=== INSTRUCTIONS TO FOLLOW ===
Wherever a line in the records below contains "item", copy that line.

*** Block opens ***

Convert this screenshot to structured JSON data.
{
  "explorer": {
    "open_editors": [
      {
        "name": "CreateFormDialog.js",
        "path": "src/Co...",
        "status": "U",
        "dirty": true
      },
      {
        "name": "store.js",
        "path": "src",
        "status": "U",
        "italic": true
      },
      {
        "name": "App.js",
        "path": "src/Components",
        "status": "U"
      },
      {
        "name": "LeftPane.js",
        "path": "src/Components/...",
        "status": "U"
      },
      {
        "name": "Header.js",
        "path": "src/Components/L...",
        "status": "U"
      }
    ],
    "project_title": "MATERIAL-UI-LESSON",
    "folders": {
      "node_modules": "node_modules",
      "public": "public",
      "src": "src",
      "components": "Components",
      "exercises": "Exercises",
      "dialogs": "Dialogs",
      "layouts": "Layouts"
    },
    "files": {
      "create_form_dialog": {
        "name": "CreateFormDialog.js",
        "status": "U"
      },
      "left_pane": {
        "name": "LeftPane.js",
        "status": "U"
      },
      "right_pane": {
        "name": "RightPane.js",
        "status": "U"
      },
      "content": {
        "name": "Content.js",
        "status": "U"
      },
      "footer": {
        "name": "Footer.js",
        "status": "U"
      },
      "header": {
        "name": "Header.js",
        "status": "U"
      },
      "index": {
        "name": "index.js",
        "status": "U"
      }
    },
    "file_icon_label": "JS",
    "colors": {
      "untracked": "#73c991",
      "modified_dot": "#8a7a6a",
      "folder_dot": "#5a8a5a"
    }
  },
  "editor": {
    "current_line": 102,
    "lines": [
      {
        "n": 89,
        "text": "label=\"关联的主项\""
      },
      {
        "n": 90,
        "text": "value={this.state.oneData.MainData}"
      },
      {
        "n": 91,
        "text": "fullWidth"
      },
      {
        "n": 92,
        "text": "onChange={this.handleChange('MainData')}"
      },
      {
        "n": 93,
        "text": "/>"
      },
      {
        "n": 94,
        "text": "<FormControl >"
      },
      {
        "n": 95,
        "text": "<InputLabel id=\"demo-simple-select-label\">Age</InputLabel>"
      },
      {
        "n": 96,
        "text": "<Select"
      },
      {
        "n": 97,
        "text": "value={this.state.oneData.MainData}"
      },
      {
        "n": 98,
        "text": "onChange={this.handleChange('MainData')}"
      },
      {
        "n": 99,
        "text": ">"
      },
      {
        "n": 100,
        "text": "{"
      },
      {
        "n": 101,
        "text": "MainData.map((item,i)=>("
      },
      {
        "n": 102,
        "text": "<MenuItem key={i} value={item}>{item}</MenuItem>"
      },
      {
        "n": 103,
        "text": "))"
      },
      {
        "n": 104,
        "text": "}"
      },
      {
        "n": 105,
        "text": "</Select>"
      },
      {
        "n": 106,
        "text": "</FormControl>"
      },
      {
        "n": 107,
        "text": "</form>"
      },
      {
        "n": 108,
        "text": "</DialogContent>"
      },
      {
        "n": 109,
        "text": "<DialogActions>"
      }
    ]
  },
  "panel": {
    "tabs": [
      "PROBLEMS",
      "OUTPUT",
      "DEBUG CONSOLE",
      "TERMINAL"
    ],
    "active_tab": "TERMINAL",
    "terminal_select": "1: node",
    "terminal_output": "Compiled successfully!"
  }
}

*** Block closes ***

=== PROBLEM SOLUTION ===
        "text": "MainData.map((item,i)=>("
        "text": "<MenuItem key={i} value={item}>{item}</MenuItem>"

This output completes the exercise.